The records START
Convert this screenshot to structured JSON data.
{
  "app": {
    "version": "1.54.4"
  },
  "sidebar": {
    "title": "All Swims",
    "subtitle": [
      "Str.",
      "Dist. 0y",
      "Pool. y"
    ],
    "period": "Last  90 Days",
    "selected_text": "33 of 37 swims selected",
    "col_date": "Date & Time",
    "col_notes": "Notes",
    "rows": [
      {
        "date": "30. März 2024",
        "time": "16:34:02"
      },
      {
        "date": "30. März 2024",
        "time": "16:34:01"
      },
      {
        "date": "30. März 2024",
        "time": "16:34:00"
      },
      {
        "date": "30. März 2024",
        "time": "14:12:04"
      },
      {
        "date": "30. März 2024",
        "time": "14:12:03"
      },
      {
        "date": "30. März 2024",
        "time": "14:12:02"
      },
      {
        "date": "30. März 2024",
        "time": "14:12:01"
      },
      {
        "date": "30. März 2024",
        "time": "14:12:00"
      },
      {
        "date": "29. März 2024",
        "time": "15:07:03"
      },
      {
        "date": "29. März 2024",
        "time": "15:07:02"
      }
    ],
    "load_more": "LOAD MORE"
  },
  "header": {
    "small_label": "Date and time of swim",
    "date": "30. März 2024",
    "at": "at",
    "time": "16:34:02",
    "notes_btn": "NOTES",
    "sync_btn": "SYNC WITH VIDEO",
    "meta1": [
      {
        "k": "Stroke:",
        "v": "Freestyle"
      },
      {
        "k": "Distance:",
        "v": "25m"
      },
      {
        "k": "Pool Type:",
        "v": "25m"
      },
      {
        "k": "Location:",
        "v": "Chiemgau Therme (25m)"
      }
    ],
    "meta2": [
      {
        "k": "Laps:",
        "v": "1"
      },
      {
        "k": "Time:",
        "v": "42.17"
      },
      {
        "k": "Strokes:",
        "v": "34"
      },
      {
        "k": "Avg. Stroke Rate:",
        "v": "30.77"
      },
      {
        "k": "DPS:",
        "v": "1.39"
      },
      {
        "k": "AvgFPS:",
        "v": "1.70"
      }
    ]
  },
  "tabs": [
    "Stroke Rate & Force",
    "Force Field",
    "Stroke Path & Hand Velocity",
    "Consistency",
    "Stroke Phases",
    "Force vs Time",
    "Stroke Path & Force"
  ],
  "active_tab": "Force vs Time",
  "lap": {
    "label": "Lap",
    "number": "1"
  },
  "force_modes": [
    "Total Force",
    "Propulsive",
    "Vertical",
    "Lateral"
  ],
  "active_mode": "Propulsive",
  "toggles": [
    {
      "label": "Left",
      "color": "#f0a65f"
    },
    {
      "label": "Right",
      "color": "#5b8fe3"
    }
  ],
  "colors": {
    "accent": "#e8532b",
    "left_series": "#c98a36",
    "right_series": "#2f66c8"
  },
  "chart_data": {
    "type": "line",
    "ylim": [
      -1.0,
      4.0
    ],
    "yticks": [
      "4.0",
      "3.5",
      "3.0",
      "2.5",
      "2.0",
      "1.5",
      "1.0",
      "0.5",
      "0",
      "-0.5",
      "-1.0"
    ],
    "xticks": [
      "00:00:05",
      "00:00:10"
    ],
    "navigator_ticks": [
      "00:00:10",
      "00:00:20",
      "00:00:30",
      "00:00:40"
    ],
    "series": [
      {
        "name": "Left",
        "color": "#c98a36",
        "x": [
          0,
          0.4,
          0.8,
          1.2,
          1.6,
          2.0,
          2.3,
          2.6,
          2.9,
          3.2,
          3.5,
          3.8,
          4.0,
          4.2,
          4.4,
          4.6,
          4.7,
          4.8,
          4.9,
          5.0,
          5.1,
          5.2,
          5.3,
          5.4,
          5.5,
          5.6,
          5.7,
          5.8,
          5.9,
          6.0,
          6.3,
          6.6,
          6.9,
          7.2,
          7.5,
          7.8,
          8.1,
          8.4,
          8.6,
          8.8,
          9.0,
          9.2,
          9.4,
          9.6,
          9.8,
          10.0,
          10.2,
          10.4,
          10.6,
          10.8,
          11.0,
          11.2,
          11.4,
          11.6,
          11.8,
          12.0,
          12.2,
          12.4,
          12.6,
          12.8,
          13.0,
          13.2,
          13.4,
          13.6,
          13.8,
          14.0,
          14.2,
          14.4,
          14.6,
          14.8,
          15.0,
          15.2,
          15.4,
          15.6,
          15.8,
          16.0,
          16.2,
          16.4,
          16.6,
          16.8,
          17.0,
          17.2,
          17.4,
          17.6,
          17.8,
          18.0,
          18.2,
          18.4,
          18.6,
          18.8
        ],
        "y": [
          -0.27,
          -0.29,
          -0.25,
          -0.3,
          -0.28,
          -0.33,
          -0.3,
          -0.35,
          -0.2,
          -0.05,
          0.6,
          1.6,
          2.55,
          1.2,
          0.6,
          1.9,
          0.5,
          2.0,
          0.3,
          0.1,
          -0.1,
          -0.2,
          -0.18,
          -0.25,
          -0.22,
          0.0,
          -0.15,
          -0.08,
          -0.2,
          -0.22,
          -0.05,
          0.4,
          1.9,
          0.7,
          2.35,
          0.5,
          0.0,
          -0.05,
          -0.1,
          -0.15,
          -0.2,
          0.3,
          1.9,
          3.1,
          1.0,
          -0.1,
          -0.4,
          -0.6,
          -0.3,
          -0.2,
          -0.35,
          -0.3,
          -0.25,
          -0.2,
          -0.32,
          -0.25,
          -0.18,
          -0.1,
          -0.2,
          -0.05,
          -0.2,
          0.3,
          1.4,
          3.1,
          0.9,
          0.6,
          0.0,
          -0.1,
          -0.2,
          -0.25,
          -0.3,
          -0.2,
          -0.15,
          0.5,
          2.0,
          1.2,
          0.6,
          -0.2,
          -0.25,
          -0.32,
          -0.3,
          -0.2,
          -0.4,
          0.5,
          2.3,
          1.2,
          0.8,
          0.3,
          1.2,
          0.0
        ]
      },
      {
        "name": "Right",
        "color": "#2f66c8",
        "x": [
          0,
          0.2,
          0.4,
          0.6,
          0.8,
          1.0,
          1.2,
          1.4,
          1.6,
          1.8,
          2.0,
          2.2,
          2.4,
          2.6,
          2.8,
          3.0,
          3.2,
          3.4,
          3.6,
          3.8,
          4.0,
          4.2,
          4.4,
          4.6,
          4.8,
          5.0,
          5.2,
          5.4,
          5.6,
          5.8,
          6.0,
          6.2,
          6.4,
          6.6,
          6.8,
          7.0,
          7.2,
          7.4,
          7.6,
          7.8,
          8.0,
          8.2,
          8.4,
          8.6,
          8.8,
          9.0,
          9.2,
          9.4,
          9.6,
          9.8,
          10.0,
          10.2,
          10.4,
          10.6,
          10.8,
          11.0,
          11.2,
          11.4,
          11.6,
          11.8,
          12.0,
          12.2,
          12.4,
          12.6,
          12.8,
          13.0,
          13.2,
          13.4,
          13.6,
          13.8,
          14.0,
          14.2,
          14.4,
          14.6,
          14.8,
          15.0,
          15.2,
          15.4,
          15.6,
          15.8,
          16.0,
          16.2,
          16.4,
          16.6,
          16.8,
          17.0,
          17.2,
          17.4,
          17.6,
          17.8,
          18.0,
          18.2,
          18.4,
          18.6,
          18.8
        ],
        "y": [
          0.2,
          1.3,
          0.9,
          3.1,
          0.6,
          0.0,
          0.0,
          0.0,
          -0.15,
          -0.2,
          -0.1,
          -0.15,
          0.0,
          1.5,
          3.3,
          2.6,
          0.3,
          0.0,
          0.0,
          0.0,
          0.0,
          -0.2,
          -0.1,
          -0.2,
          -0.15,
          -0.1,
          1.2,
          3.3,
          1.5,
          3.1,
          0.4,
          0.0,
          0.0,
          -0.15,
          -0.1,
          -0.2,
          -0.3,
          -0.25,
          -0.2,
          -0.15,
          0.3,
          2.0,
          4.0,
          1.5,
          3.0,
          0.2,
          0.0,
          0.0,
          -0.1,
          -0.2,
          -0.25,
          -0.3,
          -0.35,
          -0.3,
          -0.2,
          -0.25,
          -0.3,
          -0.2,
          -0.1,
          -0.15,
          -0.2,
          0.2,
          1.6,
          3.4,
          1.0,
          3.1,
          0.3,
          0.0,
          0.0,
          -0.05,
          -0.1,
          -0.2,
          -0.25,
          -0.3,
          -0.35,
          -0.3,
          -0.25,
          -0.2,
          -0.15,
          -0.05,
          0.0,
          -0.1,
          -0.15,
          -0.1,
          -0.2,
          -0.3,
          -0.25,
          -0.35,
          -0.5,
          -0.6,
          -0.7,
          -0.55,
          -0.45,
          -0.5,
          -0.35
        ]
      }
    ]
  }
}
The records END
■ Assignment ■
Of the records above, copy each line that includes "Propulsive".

■ Answer to the problem ■
    "Propulsive",
  "active_mode": "Propulsive",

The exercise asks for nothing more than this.